"I had never thought that I would ever reach such a high point in my life, where not only will I click such good pictures but also be on a national channel. I did not see any of this coming"
- Vicky Roy
Vicky discovered his newfound love for photography and enrolled himself at the Triveni Kala Sangam for an intensive course in it. Later, he joined famous portrait-specialist photographer, Ajay Mann, as an assistant and learnt the tricks of the trade from him. He bought a new camera with a loan from the Salam Baalak Trust. Soon Vicky made photography his profession. Streetlife and street kids became his favourite themes. His 25-odd photographs were selected by The India Habitat Gallery in New Delhi and titled it ‘Street Dreams’ and was sponsored by the British High Commission and the UK’s Department for International Development (DFID). He could sell seven photos at the exhibition, each for Rs.10,000, from which he purchased a digital camera for better photography and is now preparing for his second exhibition titled ‘The Widows of India’. Having called the streets his home, Vicky is now a master at capturing the street life—he treats a subject, which is so easy to sensationalise with great maturity and the sensitivity, which can be felt in his work as unparalleled.

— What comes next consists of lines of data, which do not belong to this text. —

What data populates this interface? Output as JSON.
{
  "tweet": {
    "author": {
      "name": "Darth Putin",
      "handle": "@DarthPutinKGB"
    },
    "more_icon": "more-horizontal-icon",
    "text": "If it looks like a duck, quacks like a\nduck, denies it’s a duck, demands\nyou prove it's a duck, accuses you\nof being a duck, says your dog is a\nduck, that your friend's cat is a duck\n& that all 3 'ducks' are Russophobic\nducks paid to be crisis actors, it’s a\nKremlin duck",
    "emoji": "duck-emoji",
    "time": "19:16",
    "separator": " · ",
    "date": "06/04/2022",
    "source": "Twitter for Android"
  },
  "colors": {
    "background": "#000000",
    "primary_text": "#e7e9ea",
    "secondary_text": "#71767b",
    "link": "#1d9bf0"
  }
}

In 2007, he held his first solo exhibition titled ‘Street Dreams’ at the India Habitat Centre, which was supported by the British High Commission. His works have been exhibited extensively in India and overseas in England and South Africa. In 2008, Ramchander Nath Foundation (RNF), a non-profit organisation, which strives to be a part of the development and restoration of the arts, nominated Vicky for a mentorship programme by the US-based Maybach Foundation (MF), through which he would work on the photo-documentation of the reconstruction of the World Trade Center (WTC) in New York. Out of the numerous applications from all over the world, Vicky is among the chosen four participants and the only one from South Asia. This was a six-month residency programme. On his return, he held his second solo show in Delhi. Vicky is now a part of Mission Cover Shot – National Geographic Channel’s brand-new show in the Mission series. Vicky is one of the top five finalists on the show, all of whom are amateur photographers. The show captures their journey as they battle it out for the perfect shot based on their skill, creativity, fortitude and sheer brilliance. The winner of the show will get an opportunity to have their photograph on the cover of the iconic National Geographic Magazine. About the show, Vicky says, “I had never thought that I would ever reach such a high point in my life, where not only will I click such good pictures but also be on a national channel. I did not see any of this coming.” Despite his troubled past, Vicky has made it this far in life and has proved to be an inspiration for several street children. With his work, he hopes to help the disadvantaged by giving them a voice through his photography and show them that through hard work and dedication, anything can be achieved.
Vicky is a real-life example of courage, resilience and effective mentorship. He is an inspiration for everyone out there, whoever dreamed of something they thought was out of their reach. He has proved that with hard work and determination, a man can raise himself up from obscurity to great levels of success.